The coronavirus: international health policy

The Chinese city of Wuhan where the virus first came to light

The Chinese city of Wuhan where the virus first came to light, © dpa/picture-alliance

11.02.2020 - Article

How does the international community respond when novel pathogens emerge? The outbreak of the coronavirus is also a matter for international health policy. A WHO expert forum aims to shed light on the source of the pathogen and ways to treat it.

What is the current situation?

According to the World Health Organization, the outbreak is being caused by the novel coronavirus 2019-nCoV, which is genetically related to the SARS coronavirus. Data on the new virus is currently still limited, which is making risk assessments more difficult. The metropolis of Wuhan in China is particularly affected in the region; other countries have also reported cases. Over 41,000 cases of infections have now been recorded worldwide, over 99% of them in China.

On 30 January, WHO declared a public health emergency of international concern in order to enable countries to respond better to the pathogen and to curb the spread of the disease. At the end of last week, WHO presented a catalogue of measures aimed in particular at giving countries with less developed healthcare systems guidance on how they can protect their healthcare systems against a possible spread of the coronavirus by taking preventive action. WHO estimates that these global measures could cost around 675 million dollars. It is holding a global research and innovation forum today and tomorrow at which experts will discuss treatments, the possible source of the virus, and how it is transmitted. Possible vaccines will also be discussed at the summit.

Which body is in charge of health policy at the international level?

Responsible for global health: the WHO
Responsible for global health: the WHO© dpa/picture alliance

The World Health Organization (WHO) is the most important international organisation in the field of global health. As a specialised agency of the United Nations, the WHO’s objective is to promote universal health among people around the world and to achieve the best possible level of health for all. Fighting disease, especially infectious diseases, plays a major role in this regard. The WHO was established in 1948 and numbers 196 Member States today. The Permanent Mission of the Federal Republic of Germany to the Office of the United Nations and to the other International Organizations in Geneva is in constant contact with the World Health Organization.

What happens at the international level when a new pathogen comes to light?

International binding regulations – the International Health Regulations – stipulate what WHO Member States must do at the international level when a new pathogen occurs. According to these regulations, each Member State has an obligation to inform the WHO without delay in the event of an incident that has the potential to become a public health emergency of international concern.

In the case of the coronavirus, China took this step on 31 December 2019. The WHO was alerted to a number of cases of pneumonia that were caused by a hitherto unknown virus type. At the beginning of January, the Chinese authorities confirmed that this was indeed a novel virus belonging to the coronavirus family.

How is the WHO responding to outbreaks?

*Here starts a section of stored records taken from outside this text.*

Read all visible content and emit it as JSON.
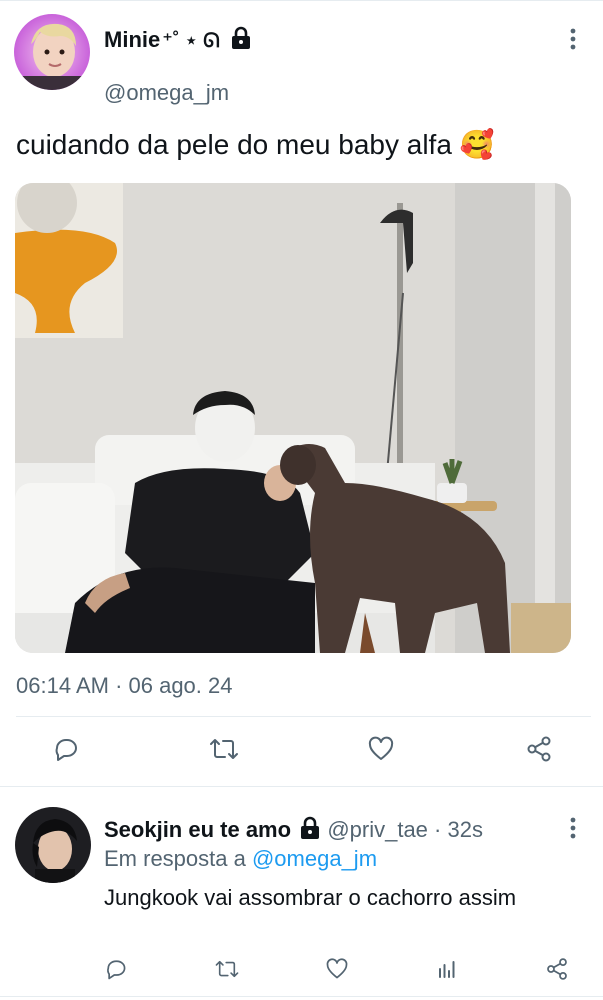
{
  "tweet": {
    "display_name": "Minie",
    "name_decor": "⁺˚ ⋆ ᘏ",
    "handle": "@omega_jm",
    "text": "cuidando da pele do meu baby alfa",
    "emoji": "🥰",
    "timestamp": "06:14 AM · 06 ago. 24",
    "more_icon": "kebab-vertical-icon",
    "verified_icon": "lock-icon"
  },
  "actions": [
    {
      "icon": "reply-icon"
    },
    {
      "icon": "retweet-icon"
    },
    {
      "icon": "like-icon"
    },
    {
      "icon": "share-icon"
    }
  ],
  "reply": {
    "display_name": "Seokjin eu te amo",
    "handle": "@priv_tae",
    "time": "· 32s",
    "in_reply_prefix": "Em resposta a",
    "in_reply_handle": "@omega_jm",
    "text": "Jungkook vai assombrar o cachorro assim",
    "actions": [
      {
        "icon": "reply-icon"
      },
      {
        "icon": "retweet-icon"
      },
      {
        "icon": "like-icon"
      },
      {
        "icon": "analytics-icon"
      },
      {
        "icon": "share-icon"
      }
    ]
  },
  "colors": {
    "text_primary": "#0f1419",
    "text_secondary": "#536471",
    "link": "#1d9bf0",
    "divider": "#e6ecf0"
  }
}
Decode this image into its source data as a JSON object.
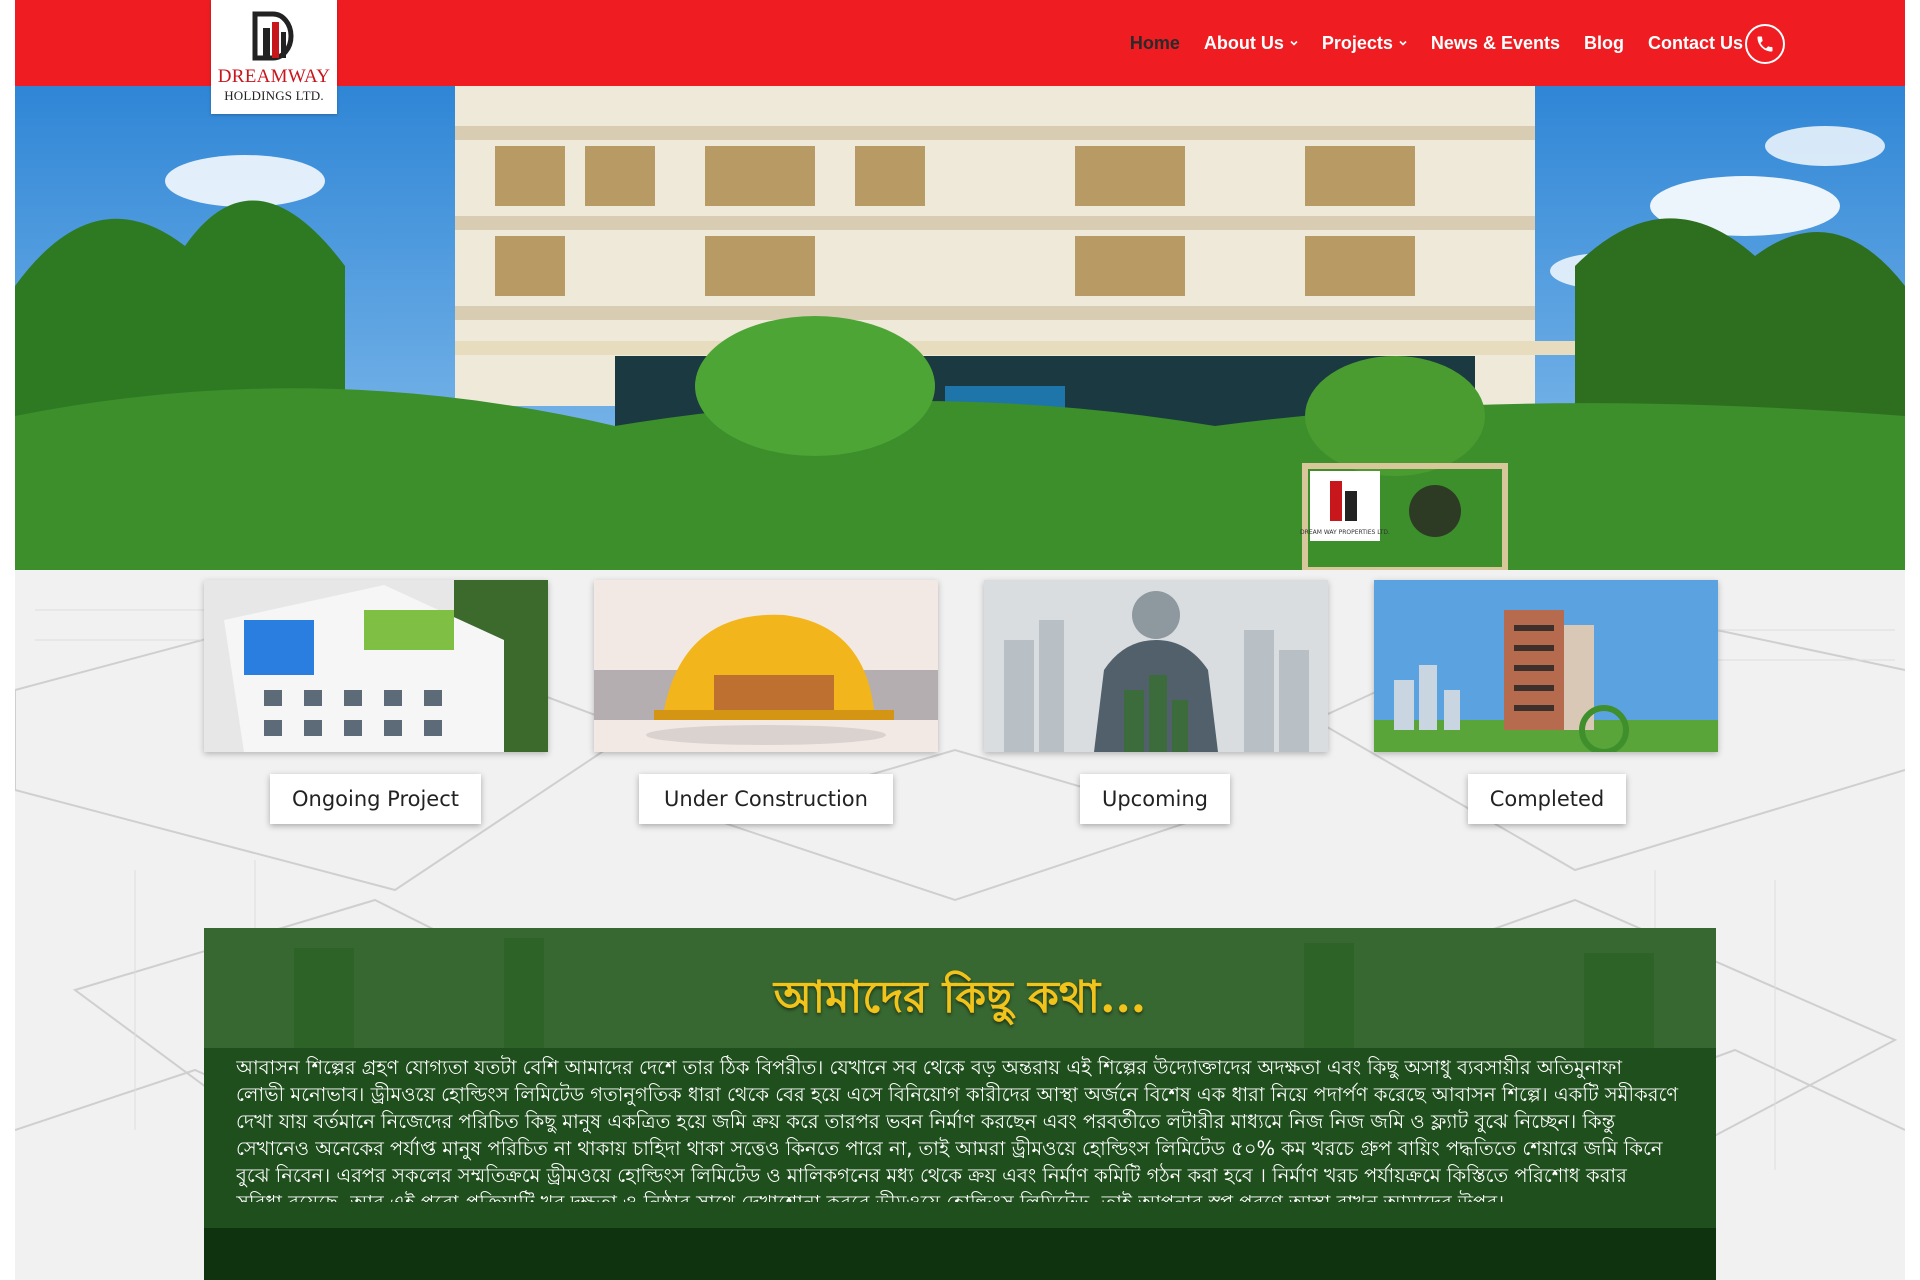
{
  "brand": {
    "name_line1": "DREAMWAY",
    "name_line2": "HOLDINGS LTD.",
    "primary_color": "#ef1d22"
  },
  "nav": {
    "items": [
      {
        "label": "Home",
        "active": true,
        "has_dropdown": false
      },
      {
        "label": "About Us",
        "active": false,
        "has_dropdown": true
      },
      {
        "label": "Projects",
        "active": false,
        "has_dropdown": true
      },
      {
        "label": "News & Events",
        "active": false,
        "has_dropdown": false
      },
      {
        "label": "Blog",
        "active": false,
        "has_dropdown": false
      },
      {
        "label": "Contact Us",
        "active": false,
        "has_dropdown": false
      }
    ],
    "phone_icon": "phone-icon"
  },
  "hero": {
    "image": "building-render",
    "sign": "DREAM WAY PROPERTIES LTD."
  },
  "categories": [
    {
      "label": "Ongoing Project",
      "image": "rooftop-pool-building"
    },
    {
      "label": "Under Construction",
      "image": "hard-hat-city-sunset"
    },
    {
      "label": "Upcoming",
      "image": "engineer-city-double-exposure"
    },
    {
      "label": "Completed",
      "image": "tower-with-city-skyline"
    }
  ],
  "about": {
    "title": "আমাদের কিছু কথা...",
    "paragraph_lines": [
      "আবাসন শিল্পের গ্রহণ যোগ্যতা যতটা বেশি আমাদের দেশে তার ঠিক বিপরীত। যেখানে সব থেকে বড় অন্তরায় এই শিল্পের উদ্যোক্তাদের অদক্ষতা এবং কিছু অসাধু ব্যবসায়ীর অতিমুনাফা",
      "লোভী মনোভাব। ড্রীমওয়ে হোল্ডিংস লিমিটেড গতানুগতিক ধারা থেকে বের হয়ে এসে বিনিয়োগ কারীদের আস্থা অর্জনে বিশেষ এক ধারা নিয়ে পদার্পণ করেছে আবাসন শিল্পে। একটি সমীকরণে",
      "দেখা যায় বর্তমানে নিজেদের পরিচিত কিছু মানুষ একত্রিত হয়ে জমি ক্রয় করে তারপর ভবন নির্মাণ করছেন এবং পরবর্তীতে লটারীর মাধ্যমে নিজ নিজ জমি ও ফ্ল্যাট বুঝে নিচ্ছেন। কিন্তু",
      "সেখানেও অনেকের পর্যাপ্ত মানুষ পরিচিত না থাকায় চাহিদা থাকা সত্তেও কিনতে পারে না, তাই আমরা ড্রীমওয়ে হোল্ডিংস লিমিটেড ৫০% কম খরচে গ্রুপ বায়িং পদ্ধতিতে শেয়ারে জমি কিনে",
      "বুঝে নিবেন। এরপর সকলের সম্মতিক্রমে ড্রীমওয়ে হোল্ডিংস লিমিটেড ও মালিকগনের মধ্য থেকে ক্রয় এবং নির্মাণ কমিটি গঠন করা হবে । নির্মাণ খরচ পর্যায়ক্রমে কিস্তিতে পরিশোধ করার",
      "সুবিধা রয়েছে, আর এই পুরো প্রক্রিয়াটি খুব দক্ষতা ও নিষ্ঠার সাথে দেখাশোনা করবে ড্রীমওয়ে হোল্ডিংস লিমিটেড, তাই আপনার স্বপ্ন পূরণে আস্থা রাখুন আমাদের উপর।"
    ],
    "title_color": "#f2c31a"
  }
}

Dr Tedros Adhanom Ghebreyesus, Director-General of the WHO
Dr Tedros Adhanom Ghebreyesus, Director-General of the WHO© dpa

Based on the information from the affected countries, the WHO decides whether to declare a public health emergency of international concern. To this end, the Director-General of the WHO, currently Dr Tedros Adhanom Ghebreyesus from Ethiopia, convenes the Emergency Committee made up of experts to discuss whether the outbreak constitutes a public health emergency of international concern.

A number of criteria must be fulfilled in order to declare a health emergency of international concern. An extraordinary event must be determined that is serious, sudden, unusual or unexpected. Such an event must carry implications for public health beyond the affected state’s national border and may require immediate international action.

If the Emergency Committee concludes that this constitutes a health emergency of international concern, the Director-General of the WHO may declare this to be the case. The Emergency Committee also discusses possible measures to be taken by countries to contain the spread of the pathogen. Member States are obliged to comply with the regulations stipulated by the International Health Regulations and to implement the recommendations of the Director-General.

The coronavirus has now been declared a public health emergency of international concern.

When has a public health emergency of international concern been declared in the past?

The International Health Regulations were introduced in 1969. They were updated following the SARS outbreak at the beginning of the 2000s; a new version has governed the response to international public health incidents since 2005.

There have been three cases in recent times in which a public health emergency of international concern was declared: on 8 August 2014 following the Ebola outbreak in West Africa and on 1 February 2016 due to the Zika virus in South America. Ebola resulted in a further public health emergency being declared on 17 July 2019. The outbreak in the Democratic Republic of the Congo was classified as a public health emergency of international concern.

Where can I find current information provided by the WHO about the coronavirus?

Information provided by the WHO about the novel coronavirus (central sub-page) with regular situation reports, travel advice and guidance on protection against the virus.

The WHO also provides information about current developments via its Twitter account.

Important information about the coronavirus and the response to the outbreak is available on the website of the Federal Ministry of Health (in German):


Top of page